Yemen: Ripple Effects from Tunisia. On Saturday, thousands of Yemenis demonstrated to demand an end to President Ali Abdullah Saleh's 32-year tenure as President. The demonstration was confined to the University of Sanaa grounds, but nearly 2,500 students, activists and opposition groups gathered and chanted slogans against the president, comparing him to Tunisia's ousted President Zine El Abidine Ben Ali. Protests were also held in Aden. Police fired on demonstrators, injuring four, and detained 22 others in heavy clashes.
An Islamist lawmaker and head of the teachers' union stated, “there will be an escalation.”
Also on Saturday, President Saleh replaced Trade and Industrial Minister Yahya al-Mutawakil with Deputy Minister of Planning and International Ministry Hisham Sharaf Abdullah after protesters demanded the government curb increasing commodity and fuel prices. Demonstrations continued for seven days prior to the cabinet shift, which will not satisfy the demonstrators.
On 23 January, President Saleh announced that Yemeni security forces will receive a pay raise of 5,000 rials ($25) per month and will receive health insurance. During a speech at an annual armed forces conference, Saleh said that the qualitative construction process has been on an advanced level during the past few years and that security forces are targeted by terrorist elements, especially al Qaida. Saleh told the security forces that they should be protected and that personnel should be provided with modern equipment. The military institution is not aspiring for illegal ambitions through chaos, Saleh said, adding that Yemen should deliberate power peacefully and not by chaos like Tunisia.
Comment: Unlike Tunisia, Yemen has a vicious, active Islamic opposition force that has the capability to take power from Saleh and his security forces in the form of al Qaida. A pro-Islamist government in largely illiterate and backward Yemen would be a major setback for US policy. The US might have to fight in Yemen to protect Afghanistan and friendly entities in eastern Africa.
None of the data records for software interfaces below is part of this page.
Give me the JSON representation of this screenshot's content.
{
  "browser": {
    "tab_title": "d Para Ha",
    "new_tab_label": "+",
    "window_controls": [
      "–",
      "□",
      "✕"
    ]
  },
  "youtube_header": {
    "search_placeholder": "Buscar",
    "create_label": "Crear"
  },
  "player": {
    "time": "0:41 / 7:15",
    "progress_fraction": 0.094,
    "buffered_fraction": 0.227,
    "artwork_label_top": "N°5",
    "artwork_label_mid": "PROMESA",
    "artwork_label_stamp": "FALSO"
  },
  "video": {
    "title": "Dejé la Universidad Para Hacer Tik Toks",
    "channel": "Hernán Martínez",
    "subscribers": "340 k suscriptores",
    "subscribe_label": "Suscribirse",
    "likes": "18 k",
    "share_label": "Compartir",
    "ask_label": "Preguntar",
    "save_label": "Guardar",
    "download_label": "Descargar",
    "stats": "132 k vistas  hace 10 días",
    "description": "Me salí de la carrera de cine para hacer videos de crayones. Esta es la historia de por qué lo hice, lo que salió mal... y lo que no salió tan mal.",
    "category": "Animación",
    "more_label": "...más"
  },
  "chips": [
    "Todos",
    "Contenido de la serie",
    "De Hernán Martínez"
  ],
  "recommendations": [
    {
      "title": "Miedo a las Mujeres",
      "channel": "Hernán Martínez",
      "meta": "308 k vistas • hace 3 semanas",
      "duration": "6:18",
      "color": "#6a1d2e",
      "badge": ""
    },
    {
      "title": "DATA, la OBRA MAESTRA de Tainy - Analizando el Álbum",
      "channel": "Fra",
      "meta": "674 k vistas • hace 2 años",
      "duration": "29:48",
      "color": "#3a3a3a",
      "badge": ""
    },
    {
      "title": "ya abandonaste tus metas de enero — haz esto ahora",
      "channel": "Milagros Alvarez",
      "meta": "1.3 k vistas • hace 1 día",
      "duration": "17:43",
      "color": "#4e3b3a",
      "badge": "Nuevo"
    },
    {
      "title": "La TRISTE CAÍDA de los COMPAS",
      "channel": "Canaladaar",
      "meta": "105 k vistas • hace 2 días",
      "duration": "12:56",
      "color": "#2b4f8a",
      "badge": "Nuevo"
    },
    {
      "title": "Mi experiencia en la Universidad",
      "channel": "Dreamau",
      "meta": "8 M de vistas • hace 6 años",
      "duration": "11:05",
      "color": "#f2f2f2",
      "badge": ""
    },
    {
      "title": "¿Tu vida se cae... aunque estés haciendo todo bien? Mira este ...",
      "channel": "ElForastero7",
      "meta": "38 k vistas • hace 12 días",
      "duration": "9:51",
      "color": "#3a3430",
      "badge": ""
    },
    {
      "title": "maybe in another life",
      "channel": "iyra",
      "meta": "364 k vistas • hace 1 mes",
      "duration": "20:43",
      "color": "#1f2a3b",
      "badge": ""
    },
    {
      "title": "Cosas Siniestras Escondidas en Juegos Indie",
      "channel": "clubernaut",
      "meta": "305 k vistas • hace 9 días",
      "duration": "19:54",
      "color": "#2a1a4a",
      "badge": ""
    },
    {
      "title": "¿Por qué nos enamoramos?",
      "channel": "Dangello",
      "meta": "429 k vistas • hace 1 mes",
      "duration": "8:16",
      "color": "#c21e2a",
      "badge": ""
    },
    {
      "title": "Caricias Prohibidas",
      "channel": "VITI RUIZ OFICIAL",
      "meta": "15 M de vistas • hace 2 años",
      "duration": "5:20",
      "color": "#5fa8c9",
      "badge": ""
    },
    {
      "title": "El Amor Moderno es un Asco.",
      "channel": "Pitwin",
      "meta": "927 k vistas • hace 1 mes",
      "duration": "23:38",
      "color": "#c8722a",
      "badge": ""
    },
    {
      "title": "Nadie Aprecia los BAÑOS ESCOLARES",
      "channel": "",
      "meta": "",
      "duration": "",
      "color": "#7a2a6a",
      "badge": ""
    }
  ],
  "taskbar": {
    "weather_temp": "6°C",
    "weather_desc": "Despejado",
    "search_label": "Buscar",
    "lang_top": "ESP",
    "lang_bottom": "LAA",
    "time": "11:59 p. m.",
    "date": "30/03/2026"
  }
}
As in Tunisia, the main threat to the government is a fracture in the ruling elite that leads to another palace coup by a faction that is pro-al Qaida. That threat explains the pay raise for the security forces, to prevent their defection as occurred in Tunisia.
Phi Beta Iota: This is but the tip of the iceberg. The food crisis is caused by corruption–the scarcity is contrived. Along with the food crisis is an emergent water crisis that will make Haiti look like a sideshow, spawning disease as well as instability. And then there is the spread of the Internet. Everything the US Government is doing overseas–without exception–is making matters WORSE, not better. Absent integrity, it is not possible to be right with God or with the public one ostensibly serves.